I am Peter. I have made promises I could not keep. I have been reckless, proud, confused, earthly minded, full of faith one moment and none the next, discouraged and defeated. I will probably make the rounds of each one of these things again at some point and probably sooner and more often than I would like to believe.
Nonetheless, God in all His mysterious glory incorporates our brokenness into His plan and partners with us to bring about His will. Who else does that? What CEO or president says, ‘bring me the most ruined, unqualified failure you can find, and then set her up with a desk in my office because I’m gonna change the world with that girl!’ Who submits a resume highlighting all their failures and inadequacies? No one. Not even Christians do that. When have you ever seen an advertisement for a Christian concert, conference or workshop that highlights the failings of the musicians or speakers? Instead we are quick to publish biographies praising the many accomplishments of this minister or that evangelist. We need to ask ourselves: are we drawn to Jesus or to man? Who catches my eye: the Lord or one of His servants? God does not care about our accomplishments or accolades, quite the opposite in fact; for our tarnished trophies interfere with His glory. Without the Lord, all our big ministries, mega churches, book sales, altar calls and worship leaders cannot save, change, or comfort.

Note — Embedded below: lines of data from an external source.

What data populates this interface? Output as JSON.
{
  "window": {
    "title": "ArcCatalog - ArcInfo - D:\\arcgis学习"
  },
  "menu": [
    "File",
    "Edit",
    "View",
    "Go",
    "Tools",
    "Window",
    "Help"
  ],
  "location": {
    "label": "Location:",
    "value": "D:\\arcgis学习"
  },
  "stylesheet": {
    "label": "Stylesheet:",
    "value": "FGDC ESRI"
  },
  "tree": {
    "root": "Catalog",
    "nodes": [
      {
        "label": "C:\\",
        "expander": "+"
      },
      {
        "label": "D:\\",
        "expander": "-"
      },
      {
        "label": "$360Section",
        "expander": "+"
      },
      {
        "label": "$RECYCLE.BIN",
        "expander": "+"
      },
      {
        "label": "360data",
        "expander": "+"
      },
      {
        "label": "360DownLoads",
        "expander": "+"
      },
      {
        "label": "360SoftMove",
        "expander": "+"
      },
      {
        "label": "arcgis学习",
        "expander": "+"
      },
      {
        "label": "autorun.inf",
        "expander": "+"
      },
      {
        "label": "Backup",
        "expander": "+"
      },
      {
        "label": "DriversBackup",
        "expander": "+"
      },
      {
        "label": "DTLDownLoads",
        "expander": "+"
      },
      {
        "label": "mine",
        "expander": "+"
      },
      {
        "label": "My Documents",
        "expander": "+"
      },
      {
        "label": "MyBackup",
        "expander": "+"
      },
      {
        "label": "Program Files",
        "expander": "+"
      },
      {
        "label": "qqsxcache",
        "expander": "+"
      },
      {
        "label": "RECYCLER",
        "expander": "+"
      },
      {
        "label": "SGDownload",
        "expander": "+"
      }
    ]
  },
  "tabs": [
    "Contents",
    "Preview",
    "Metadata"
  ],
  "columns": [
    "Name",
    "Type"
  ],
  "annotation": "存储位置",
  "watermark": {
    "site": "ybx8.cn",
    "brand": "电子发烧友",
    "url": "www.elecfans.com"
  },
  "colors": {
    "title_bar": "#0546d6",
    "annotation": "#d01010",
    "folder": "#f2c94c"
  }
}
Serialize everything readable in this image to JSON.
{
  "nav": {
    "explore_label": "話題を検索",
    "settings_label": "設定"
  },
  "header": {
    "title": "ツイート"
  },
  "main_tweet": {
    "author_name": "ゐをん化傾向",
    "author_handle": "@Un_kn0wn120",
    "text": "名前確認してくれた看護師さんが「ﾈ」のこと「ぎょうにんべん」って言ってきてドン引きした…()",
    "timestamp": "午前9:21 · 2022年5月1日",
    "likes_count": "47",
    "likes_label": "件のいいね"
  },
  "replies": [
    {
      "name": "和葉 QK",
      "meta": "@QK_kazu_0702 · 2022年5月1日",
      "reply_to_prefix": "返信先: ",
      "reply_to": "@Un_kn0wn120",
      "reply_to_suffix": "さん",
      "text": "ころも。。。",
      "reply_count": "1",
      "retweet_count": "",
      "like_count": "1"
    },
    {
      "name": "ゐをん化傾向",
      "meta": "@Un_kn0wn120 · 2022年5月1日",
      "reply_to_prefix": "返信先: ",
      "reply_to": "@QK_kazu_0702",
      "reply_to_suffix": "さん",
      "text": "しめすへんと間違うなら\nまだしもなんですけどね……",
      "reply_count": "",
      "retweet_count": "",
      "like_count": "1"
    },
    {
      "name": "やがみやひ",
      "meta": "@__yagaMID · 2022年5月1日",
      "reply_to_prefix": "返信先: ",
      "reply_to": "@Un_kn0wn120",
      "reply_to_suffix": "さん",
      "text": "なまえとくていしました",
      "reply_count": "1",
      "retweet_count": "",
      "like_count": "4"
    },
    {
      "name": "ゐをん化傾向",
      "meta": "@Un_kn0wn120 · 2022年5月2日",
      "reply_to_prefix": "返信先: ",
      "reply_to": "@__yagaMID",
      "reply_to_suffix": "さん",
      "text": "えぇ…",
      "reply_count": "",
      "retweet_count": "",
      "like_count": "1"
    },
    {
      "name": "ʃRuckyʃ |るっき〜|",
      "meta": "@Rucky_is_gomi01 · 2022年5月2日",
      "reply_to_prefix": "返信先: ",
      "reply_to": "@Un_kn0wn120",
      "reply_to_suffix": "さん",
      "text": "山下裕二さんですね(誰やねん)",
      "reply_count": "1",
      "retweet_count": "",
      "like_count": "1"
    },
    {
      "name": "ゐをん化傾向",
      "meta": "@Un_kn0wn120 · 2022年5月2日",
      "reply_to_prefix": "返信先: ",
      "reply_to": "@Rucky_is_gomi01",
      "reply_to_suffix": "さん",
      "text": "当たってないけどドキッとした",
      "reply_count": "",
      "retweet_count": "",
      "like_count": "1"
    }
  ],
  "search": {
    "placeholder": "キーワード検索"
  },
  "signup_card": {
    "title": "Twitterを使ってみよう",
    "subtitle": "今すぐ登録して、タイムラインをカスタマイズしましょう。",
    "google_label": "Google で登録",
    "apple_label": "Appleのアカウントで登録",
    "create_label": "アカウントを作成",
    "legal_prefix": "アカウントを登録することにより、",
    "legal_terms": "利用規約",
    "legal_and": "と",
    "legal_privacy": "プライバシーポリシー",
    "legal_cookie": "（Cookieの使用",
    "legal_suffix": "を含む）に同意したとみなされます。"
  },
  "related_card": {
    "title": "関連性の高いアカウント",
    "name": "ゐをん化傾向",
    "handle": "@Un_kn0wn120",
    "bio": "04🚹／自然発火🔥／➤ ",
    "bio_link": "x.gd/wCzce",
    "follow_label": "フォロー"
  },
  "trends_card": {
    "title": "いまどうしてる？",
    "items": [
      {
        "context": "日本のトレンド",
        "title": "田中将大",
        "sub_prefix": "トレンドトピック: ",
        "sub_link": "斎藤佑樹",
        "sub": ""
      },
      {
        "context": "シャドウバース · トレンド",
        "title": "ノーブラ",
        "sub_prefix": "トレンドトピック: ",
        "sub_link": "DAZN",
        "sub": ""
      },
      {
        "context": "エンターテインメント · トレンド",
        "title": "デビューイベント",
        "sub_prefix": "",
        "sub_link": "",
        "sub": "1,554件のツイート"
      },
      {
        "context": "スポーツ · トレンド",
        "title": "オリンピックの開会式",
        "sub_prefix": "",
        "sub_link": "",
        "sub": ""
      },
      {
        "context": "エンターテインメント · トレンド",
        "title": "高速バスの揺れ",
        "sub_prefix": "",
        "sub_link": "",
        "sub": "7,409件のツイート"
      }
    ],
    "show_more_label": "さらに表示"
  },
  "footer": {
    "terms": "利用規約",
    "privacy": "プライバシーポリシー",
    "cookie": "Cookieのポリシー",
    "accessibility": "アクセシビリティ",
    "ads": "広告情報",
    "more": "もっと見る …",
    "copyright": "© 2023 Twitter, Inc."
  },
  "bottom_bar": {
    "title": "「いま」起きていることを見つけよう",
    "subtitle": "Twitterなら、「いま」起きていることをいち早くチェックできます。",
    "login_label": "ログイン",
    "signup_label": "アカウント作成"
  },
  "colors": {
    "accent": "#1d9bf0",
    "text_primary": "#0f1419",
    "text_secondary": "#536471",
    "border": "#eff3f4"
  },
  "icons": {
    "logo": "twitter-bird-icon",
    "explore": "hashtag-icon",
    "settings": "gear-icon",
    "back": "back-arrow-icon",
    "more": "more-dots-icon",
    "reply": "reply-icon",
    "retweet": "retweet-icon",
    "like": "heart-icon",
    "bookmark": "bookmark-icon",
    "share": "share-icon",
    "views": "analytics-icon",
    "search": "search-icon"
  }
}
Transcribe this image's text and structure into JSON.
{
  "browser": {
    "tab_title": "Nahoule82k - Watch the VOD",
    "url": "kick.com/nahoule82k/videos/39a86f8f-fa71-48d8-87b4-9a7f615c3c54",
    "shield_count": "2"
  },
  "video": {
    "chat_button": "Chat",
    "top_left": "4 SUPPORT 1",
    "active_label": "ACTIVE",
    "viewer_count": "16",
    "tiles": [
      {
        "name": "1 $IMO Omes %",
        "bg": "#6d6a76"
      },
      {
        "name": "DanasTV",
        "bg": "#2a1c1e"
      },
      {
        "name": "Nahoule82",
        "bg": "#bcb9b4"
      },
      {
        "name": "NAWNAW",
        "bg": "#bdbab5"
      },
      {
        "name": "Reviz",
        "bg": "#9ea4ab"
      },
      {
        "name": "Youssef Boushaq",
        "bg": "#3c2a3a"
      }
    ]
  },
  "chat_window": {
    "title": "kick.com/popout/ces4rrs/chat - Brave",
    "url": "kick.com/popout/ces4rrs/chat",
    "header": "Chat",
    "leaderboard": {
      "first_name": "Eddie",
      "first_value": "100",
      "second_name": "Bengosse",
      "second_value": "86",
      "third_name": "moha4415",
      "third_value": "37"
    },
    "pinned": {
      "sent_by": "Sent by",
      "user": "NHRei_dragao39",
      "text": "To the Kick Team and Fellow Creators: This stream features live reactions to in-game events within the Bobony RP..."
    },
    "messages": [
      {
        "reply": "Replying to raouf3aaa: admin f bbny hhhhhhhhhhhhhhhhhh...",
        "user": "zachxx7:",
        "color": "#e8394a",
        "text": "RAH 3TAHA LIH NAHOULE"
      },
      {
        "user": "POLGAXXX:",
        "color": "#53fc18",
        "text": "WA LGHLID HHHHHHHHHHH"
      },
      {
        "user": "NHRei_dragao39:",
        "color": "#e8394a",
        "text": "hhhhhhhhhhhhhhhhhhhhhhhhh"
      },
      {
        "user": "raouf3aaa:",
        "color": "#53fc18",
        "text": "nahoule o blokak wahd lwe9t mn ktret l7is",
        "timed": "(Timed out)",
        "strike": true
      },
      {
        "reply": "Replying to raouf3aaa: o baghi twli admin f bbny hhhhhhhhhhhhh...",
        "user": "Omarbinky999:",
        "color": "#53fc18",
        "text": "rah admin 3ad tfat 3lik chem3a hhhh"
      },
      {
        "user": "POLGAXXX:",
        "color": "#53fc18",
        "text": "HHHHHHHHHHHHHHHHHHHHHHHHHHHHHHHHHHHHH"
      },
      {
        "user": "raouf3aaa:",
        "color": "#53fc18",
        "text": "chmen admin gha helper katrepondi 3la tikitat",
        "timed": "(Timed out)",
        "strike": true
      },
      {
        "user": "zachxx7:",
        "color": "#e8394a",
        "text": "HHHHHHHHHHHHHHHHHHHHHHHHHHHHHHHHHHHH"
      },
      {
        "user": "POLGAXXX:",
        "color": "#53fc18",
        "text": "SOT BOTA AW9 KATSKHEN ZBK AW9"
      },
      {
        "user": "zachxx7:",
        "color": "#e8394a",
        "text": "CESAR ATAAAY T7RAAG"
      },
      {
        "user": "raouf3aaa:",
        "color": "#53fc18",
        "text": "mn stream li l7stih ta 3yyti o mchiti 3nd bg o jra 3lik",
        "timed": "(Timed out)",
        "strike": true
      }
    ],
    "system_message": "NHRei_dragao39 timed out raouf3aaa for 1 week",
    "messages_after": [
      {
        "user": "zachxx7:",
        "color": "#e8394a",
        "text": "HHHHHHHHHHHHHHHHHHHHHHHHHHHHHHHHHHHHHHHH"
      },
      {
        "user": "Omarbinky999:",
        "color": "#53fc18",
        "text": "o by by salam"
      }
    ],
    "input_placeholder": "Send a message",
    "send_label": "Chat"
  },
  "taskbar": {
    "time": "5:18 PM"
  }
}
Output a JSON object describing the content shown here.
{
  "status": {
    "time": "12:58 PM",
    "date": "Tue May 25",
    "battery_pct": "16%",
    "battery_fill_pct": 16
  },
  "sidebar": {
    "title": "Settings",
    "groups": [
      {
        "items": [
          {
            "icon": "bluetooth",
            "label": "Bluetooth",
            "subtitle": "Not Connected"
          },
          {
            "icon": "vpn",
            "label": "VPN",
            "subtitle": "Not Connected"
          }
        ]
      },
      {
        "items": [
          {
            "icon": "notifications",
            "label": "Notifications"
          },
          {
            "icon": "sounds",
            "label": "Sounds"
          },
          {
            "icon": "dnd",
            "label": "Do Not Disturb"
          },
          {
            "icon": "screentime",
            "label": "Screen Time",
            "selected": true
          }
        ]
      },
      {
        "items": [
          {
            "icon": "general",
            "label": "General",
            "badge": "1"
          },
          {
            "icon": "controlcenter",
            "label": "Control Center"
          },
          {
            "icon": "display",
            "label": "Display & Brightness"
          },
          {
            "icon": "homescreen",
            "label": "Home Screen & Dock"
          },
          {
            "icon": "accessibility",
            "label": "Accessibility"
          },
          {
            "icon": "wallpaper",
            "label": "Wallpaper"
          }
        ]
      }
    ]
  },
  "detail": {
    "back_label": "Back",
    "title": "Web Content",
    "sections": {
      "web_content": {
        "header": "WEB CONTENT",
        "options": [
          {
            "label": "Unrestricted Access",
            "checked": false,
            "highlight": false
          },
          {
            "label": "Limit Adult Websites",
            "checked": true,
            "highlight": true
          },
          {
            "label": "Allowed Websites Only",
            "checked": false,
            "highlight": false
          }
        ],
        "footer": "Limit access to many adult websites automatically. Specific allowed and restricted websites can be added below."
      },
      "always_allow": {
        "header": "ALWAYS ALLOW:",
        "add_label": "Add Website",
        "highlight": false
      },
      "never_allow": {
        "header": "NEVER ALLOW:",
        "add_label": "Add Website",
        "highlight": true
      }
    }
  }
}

Without the Lord, it’s like we’re just making noise. And God will not share His glory with another (Isaiah 42:8); this is why “we have this treasure in jars of clay to show that this all-surpassing power is from God and not from us” (2 Corinthians 4:7). This is why Peter was God’s man. He was so full of mistakes and failures that it was always evident that the good stuff was God at work in his life. God received all the glory. This is why Jesus said that Peter was a rock upon which He would build His church because we are all called to be passionate Peters: “you also, like living stones, are being built into a spiritual house to be a holy priesthood, offering spiritual sacrifices acceptable to God through Jesus Christ” (1 Peter 2:5). God is calling us to run after His heart, not perfectly but passionately. I am Peter. Who are you?